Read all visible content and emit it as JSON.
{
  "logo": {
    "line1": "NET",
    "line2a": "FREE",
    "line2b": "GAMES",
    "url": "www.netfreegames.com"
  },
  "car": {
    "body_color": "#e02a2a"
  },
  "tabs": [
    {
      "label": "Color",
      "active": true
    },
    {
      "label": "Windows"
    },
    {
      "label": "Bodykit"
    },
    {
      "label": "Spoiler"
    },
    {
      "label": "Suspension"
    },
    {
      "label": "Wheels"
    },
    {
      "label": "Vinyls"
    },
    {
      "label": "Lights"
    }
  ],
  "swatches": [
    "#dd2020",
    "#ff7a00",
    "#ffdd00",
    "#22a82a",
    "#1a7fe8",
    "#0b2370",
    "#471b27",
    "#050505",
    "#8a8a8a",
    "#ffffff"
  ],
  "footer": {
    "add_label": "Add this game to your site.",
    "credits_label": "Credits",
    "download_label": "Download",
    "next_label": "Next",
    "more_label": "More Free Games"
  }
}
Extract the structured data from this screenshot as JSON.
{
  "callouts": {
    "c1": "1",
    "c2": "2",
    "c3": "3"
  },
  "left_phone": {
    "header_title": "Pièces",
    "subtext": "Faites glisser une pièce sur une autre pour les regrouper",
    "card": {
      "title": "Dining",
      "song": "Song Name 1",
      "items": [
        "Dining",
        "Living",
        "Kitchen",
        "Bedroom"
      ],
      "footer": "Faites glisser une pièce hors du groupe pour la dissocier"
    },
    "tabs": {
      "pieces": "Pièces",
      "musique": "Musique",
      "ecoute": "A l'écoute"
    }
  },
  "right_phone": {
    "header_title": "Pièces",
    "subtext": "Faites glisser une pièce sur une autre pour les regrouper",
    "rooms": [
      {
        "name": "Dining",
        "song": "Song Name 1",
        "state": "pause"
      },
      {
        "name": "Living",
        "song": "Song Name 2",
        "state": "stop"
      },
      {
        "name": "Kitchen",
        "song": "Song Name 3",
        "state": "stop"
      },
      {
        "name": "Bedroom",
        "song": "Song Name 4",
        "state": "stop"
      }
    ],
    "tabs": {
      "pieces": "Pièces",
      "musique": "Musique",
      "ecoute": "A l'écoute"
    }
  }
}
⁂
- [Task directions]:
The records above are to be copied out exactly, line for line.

- [Written reply]:
Read all visible content and emit it as JSON.
{
  "logo": {
    "line1": "NET",
    "line2a": "FREE",
    "line2b": "GAMES",
    "url": "www.netfreegames.com"
  },
  "car": {
    "body_color": "#e02a2a"
  },
  "tabs": [
    {
      "label": "Color",
      "active": true
    },
    {
      "label": "Windows"
    },
    {
      "label": "Bodykit"
    },
    {
      "label": "Spoiler"
    },
    {
      "label": "Suspension"
    },
    {
      "label": "Wheels"
    },
    {
      "label": "Vinyls"
    },
    {
      "label": "Lights"
    }
  ],
  "swatches": [
    "#dd2020",
    "#ff7a00",
    "#ffdd00",
    "#22a82a",
    "#1a7fe8",
    "#0b2370",
    "#471b27",
    "#050505",
    "#8a8a8a",
    "#ffffff"
  ],
  "footer": {
    "add_label": "Add this game to your site.",
    "credits_label": "Credits",
    "download_label": "Download",
    "next_label": "Next",
    "more_label": "More Free Games"
  }
}
Extract the structured data from this screenshot as JSON.
{
  "callouts": {
    "c1": "1",
    "c2": "2",
    "c3": "3"
  },
  "left_phone": {
    "header_title": "Pièces",
    "subtext": "Faites glisser une pièce sur une autre pour les regrouper",
    "card": {
      "title": "Dining",
      "song": "Song Name 1",
      "items": [
        "Dining",
        "Living",
        "Kitchen",
        "Bedroom"
      ],
      "footer": "Faites glisser une pièce hors du groupe pour la dissocier"
    },
    "tabs": {
      "pieces": "Pièces",
      "musique": "Musique",
      "ecoute": "A l'écoute"
    }
  },
  "right_phone": {
    "header_title": "Pièces",
    "subtext": "Faites glisser une pièce sur une autre pour les regrouper",
    "rooms": [
      {
        "name": "Dining",
        "song": "Song Name 1",
        "state": "pause"
      },
      {
        "name": "Living",
        "song": "Song Name 2",
        "state": "stop"
      },
      {
        "name": "Kitchen",
        "song": "Song Name 3",
        "state": "stop"
      },
      {
        "name": "Bedroom",
        "song": "Song Name 4",
        "state": "stop"
      }
    ],
    "tabs": {
      "pieces": "Pièces",
      "musique": "Musique",
      "ecoute": "A l'écoute"
    }
  }
}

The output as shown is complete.